The shoe dogs were out in full force last Tuesday night for AAFA’s 39th annual American Image Awards. Wolverine World Wide CEO Blake Krueger accepted the Excellence in Lifestyle Branding award, while QVC chief Mike George nabbed Retailer of the Year and Mattel’s Barbie doll won the coveted Fashion Maverick title. Designer Isaac Mizrahi (below) presented the Lilly Pulitzer brand with the Spirit of a Woman award — and wore his Lilly love on his sleeve (or feet). “I have been so influenced by Lilly Pulitzer, and the shoes I am wearing tonight speak to that,” he said pointing to his Lilly-esque pink Belgian loafers. When Collective Brands’ Matt Rubel took the stage to present the Lifetime Achievement Award to Financo founder Gilbert Harrison (above, middle, with Rubel), he couldn’t help pitching Payless ShoeSource to Mizrahi. “We are always looking for guest designers, and we are happy to interpret [those] shoes,” he said. In other shoe news, Insider learned that Christian Louboutin’s work for the Barbie brand is far from over. The luxury designer shod Barbie models in bright pink peep-toe pumps at New York Fashion Week, and according to Mattel execs, there’s more to come.
As always, the Footwear News CEO Summit was a great place for scoops. Insider hears Diesel has a new footwear deal in the works, thanks to a collab with what Diesel USA CEO Steve Birkhold called a “major celebrity artist.” They also are slated to launch a series of Diesel footwear and accessories stores. … Soles4Souls is looking for ways to generate revenue. Could a branded shoe line be in the works? … Titan chief Joe Ouaknine is close to inking a deal for another celebrity shoe line. … And while everyone was friendly in Florida, don’t expect any partnerships anytime soon between Jimmy Choo CEO Josh Schulman and fast-fashion king Steve Madden (above). When Madden asked Schulman during his summit speech whether Jimmy Choo would create a diffusion line, Schulman quipped, “No, we are definitely not doing a diffusion label — and [Steve], we hope you won’t do one for us.”

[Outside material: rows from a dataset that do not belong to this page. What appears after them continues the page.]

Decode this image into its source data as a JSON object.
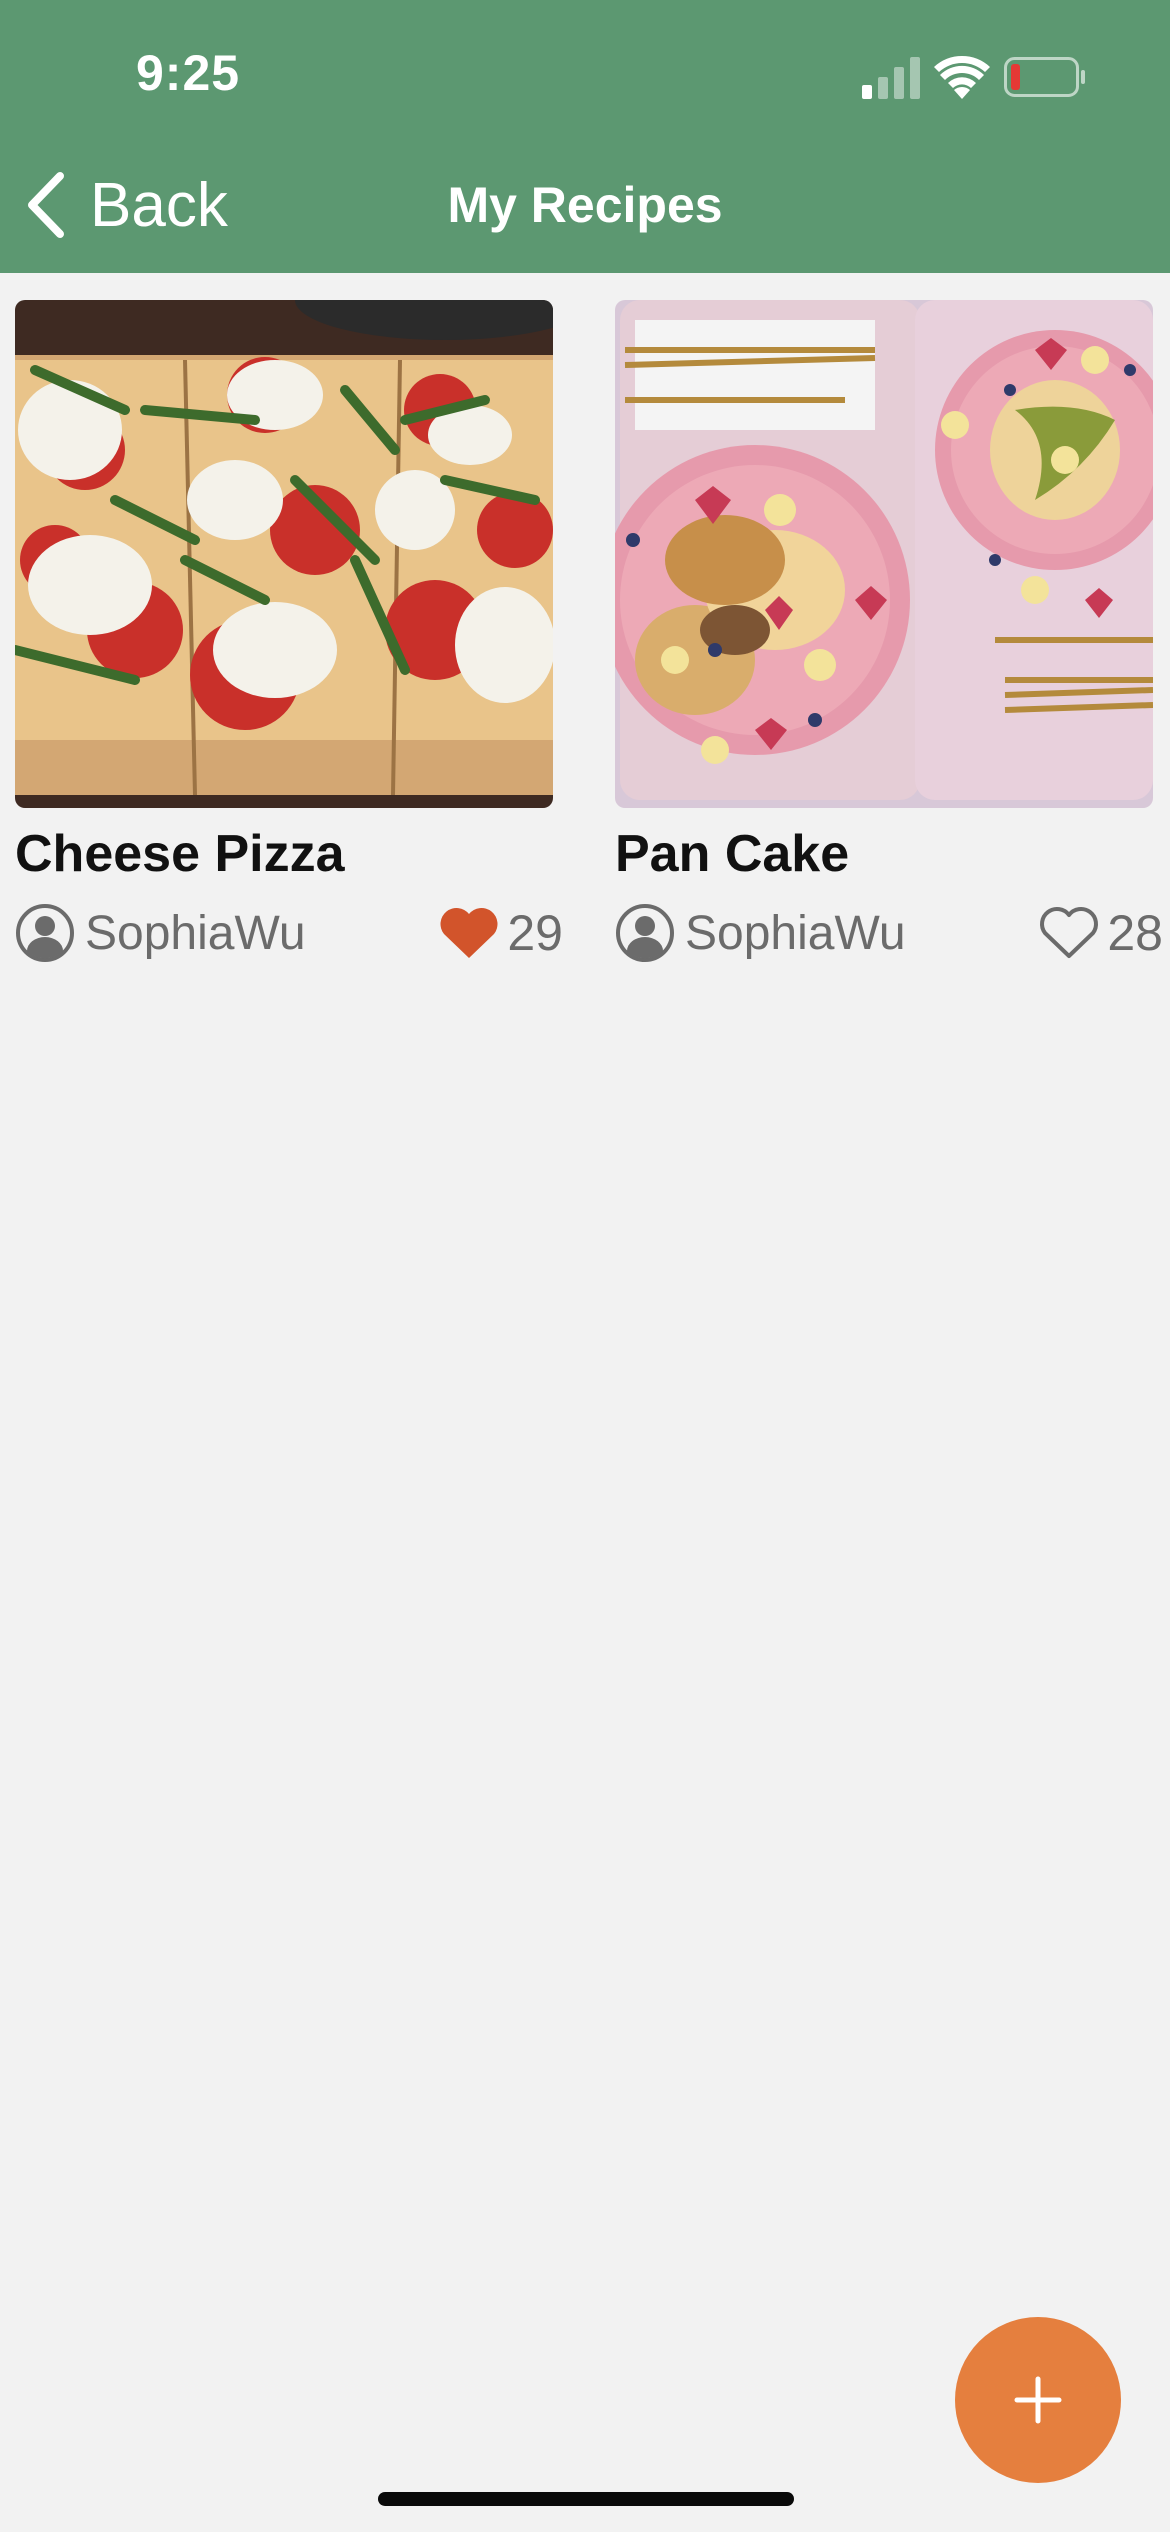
{
  "status_bar": {
    "time": "9:25"
  },
  "nav": {
    "back_label": "Back",
    "title": "My Recipes"
  },
  "recipes": [
    {
      "name": "Cheese Pizza",
      "author": "SophiaWu",
      "likes": "29",
      "liked": true
    },
    {
      "name": "Pan Cake",
      "author": "SophiaWu",
      "likes": "28",
      "liked": false
    }
  ],
  "colors": {
    "header": "#5c9871",
    "background": "#f2f2f2",
    "accent": "#e57f3e",
    "like_active": "#d2542b"
  },
  "fab": {
    "icon": "plus-icon"
  }
}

Insider caught up last week with Brandon Day, co-founder of The Generic Man, to walk through the label’s upcoming 2,000-sq.-ft. pop-up store in Los Angeles. The pop-up, slated to be open June 6 inside an Urban Outfitters in the Space 15 Twenty retail center, will feature the largest selection of TGM shoes ever assembled, including 20 styles from its new women’s collection, which Day said are based on the company’s men’s styles and manufactured in a 100-year-old Portuguese shoe factory that specializes in men’s shoes. Stay tuned: Day said the company was in contract talks with a major designer to develop a shoe program.